◆ What you need to do
Please print out the entries below unchanged and skip the images.

◆ Data about app and page elements
- Opening Delimiter -
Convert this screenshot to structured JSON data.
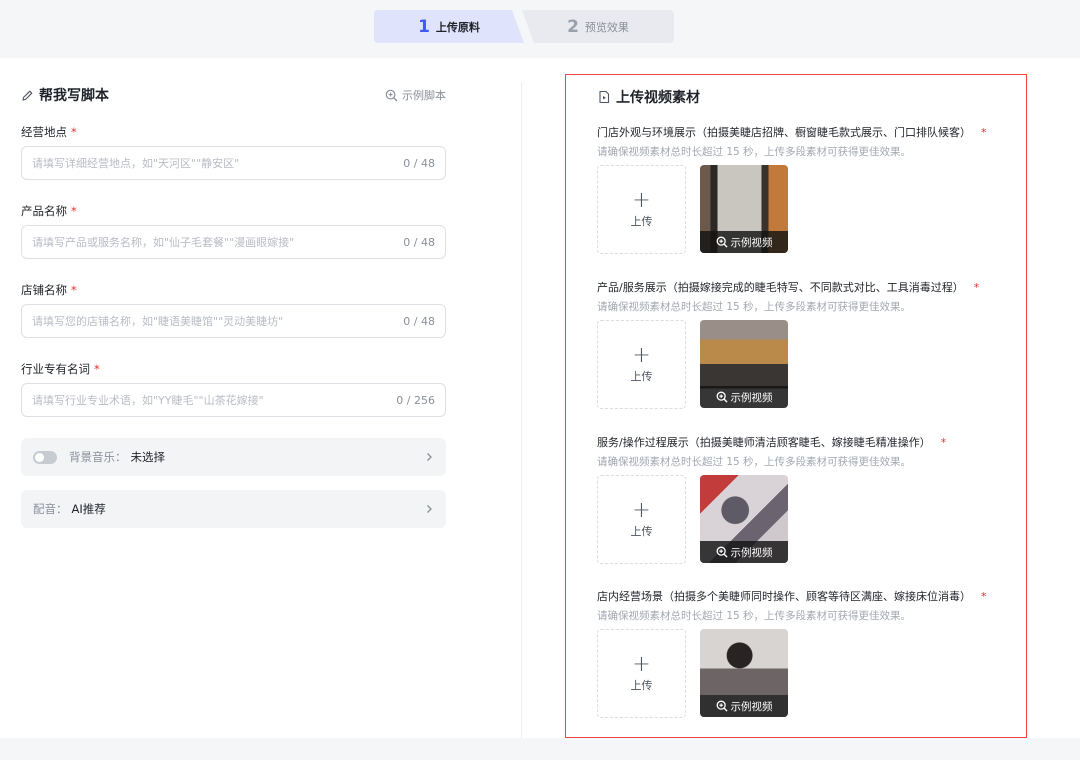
{
  "steps": [
    {
      "num": "1",
      "label": "上传原料"
    },
    {
      "num": "2",
      "label": "预览效果"
    }
  ],
  "left": {
    "title": "帮我写脚本",
    "example_link": "示例脚本",
    "fields": [
      {
        "label": "经营地点",
        "required": "*",
        "placeholder": "请填写详细经营地点，如\"天河区\"\"静安区\"",
        "value": "",
        "counter": "0 / 48"
      },
      {
        "label": "产品名称",
        "required": "*",
        "placeholder": "请填写产品或服务名称，如\"仙子毛套餐\"\"漫画眼嫁接\"",
        "value": "",
        "counter": "0 / 48"
      },
      {
        "label": "店铺名称",
        "required": "*",
        "placeholder": "请填写您的店铺名称，如\"睫语美睫馆\"\"灵动美睫坊\"",
        "value": "",
        "counter": "0 / 48"
      },
      {
        "label": "行业专有名词",
        "required": "*",
        "placeholder": "请填写行业专业术语，如\"YY睫毛\"\"山茶花嫁接\"",
        "value": "",
        "counter": "0 / 256"
      }
    ],
    "music": {
      "label": "背景音乐：",
      "value": "未选择",
      "enabled": false
    },
    "voice": {
      "label": "配音：",
      "value": "AI推荐"
    }
  },
  "right": {
    "title": "上传视频素材",
    "sections": [
      {
        "title": "门店外观与环境展示（拍摄美睫店招牌、橱窗睫毛款式展示、门口排队候客）",
        "required": "*",
        "hint": "请确保视频素材总时长超过 15 秒，上传多段素材可获得更佳效果。",
        "upload_label": "上传",
        "example_label": "示例视频"
      },
      {
        "title": "产品/服务展示（拍摄嫁接完成的睫毛特写、不同款式对比、工具消毒过程）",
        "required": "*",
        "hint": "请确保视频素材总时长超过 15 秒，上传多段素材可获得更佳效果。",
        "upload_label": "上传",
        "example_label": "示例视频"
      },
      {
        "title": "服务/操作过程展示（拍摄美睫师清洁顾客睫毛、嫁接睫毛精准操作）",
        "required": "*",
        "hint": "请确保视频素材总时长超过 15 秒，上传多段素材可获得更佳效果。",
        "upload_label": "上传",
        "example_label": "示例视频"
      },
      {
        "title": "店内经营场景（拍摄多个美睫师同时操作、顾客等待区满座、嫁接床位消毒）",
        "required": "*",
        "hint": "请确保视频素材总时长超过 15 秒，上传多段素材可获得更佳效果。",
        "upload_label": "上传",
        "example_label": "示例视频"
      }
    ]
  },
  "colors": {
    "accent": "#3d5afe",
    "required": "#e03131",
    "highlight_border": "#ef4444"
  },
  "icons": {
    "left_title": "pencil-icon",
    "example_link": "zoom-in-icon",
    "right_title": "video-file-icon",
    "upload": "plus-icon",
    "row_arrow": "chevron-right-icon"
  }
}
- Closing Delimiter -
◆ Solved exercise
Convert this screenshot to structured JSON data.
{
  "steps": [
    {
      "num": "1",
      "label": "上传原料"
    },
    {
      "num": "2",
      "label": "预览效果"
    }
  ],
  "left": {
    "title": "帮我写脚本",
    "example_link": "示例脚本",
    "fields": [
      {
        "label": "经营地点",
        "required": "*",
        "placeholder": "请填写详细经营地点，如\"天河区\"\"静安区\"",
        "value": "",
        "counter": "0 / 48"
      },
      {
        "label": "产品名称",
        "required": "*",
        "placeholder": "请填写产品或服务名称，如\"仙子毛套餐\"\"漫画眼嫁接\"",
        "value": "",
        "counter": "0 / 48"
      },
      {
        "label": "店铺名称",
        "required": "*",
        "placeholder": "请填写您的店铺名称，如\"睫语美睫馆\"\"灵动美睫坊\"",
        "value": "",
        "counter": "0 / 48"
      },
      {
        "label": "行业专有名词",
        "required": "*",
        "placeholder": "请填写行业专业术语，如\"YY睫毛\"\"山茶花嫁接\"",
        "value": "",
        "counter": "0 / 256"
      }
    ],
    "music": {
      "label": "背景音乐：",
      "value": "未选择",
      "enabled": false
    },
    "voice": {
      "label": "配音：",
      "value": "AI推荐"
    }
  },
  "right": {
    "title": "上传视频素材",
    "sections": [
      {
        "title": "门店外观与环境展示（拍摄美睫店招牌、橱窗睫毛款式展示、门口排队候客）",
        "required": "*",
        "hint": "请确保视频素材总时长超过 15 秒，上传多段素材可获得更佳效果。",
        "upload_label": "上传",
        "example_label": "示例视频"
      },
      {
        "title": "产品/服务展示（拍摄嫁接完成的睫毛特写、不同款式对比、工具消毒过程）",
        "required": "*",
        "hint": "请确保视频素材总时长超过 15 秒，上传多段素材可获得更佳效果。",
        "upload_label": "上传",
        "example_label": "示例视频"
      },
      {
        "title": "服务/操作过程展示（拍摄美睫师清洁顾客睫毛、嫁接睫毛精准操作）",
        "required": "*",
        "hint": "请确保视频素材总时长超过 15 秒，上传多段素材可获得更佳效果。",
        "upload_label": "上传",
        "example_label": "示例视频"
      },
      {
        "title": "店内经营场景（拍摄多个美睫师同时操作、顾客等待区满座、嫁接床位消毒）",
        "required": "*",
        "hint": "请确保视频素材总时长超过 15 秒，上传多段素材可获得更佳效果。",
        "upload_label": "上传",
        "example_label": "示例视频"
      }
    ]
  },
  "colors": {
    "accent": "#3d5afe",
    "required": "#e03131",
    "highlight_border": "#ef4444"
  },
  "icons": {
    "left_title": "pencil-icon",
    "example_link": "zoom-in-icon",
    "right_title": "video-file-icon",
    "upload": "plus-icon",
    "row_arrow": "chevron-right-icon"
  }
}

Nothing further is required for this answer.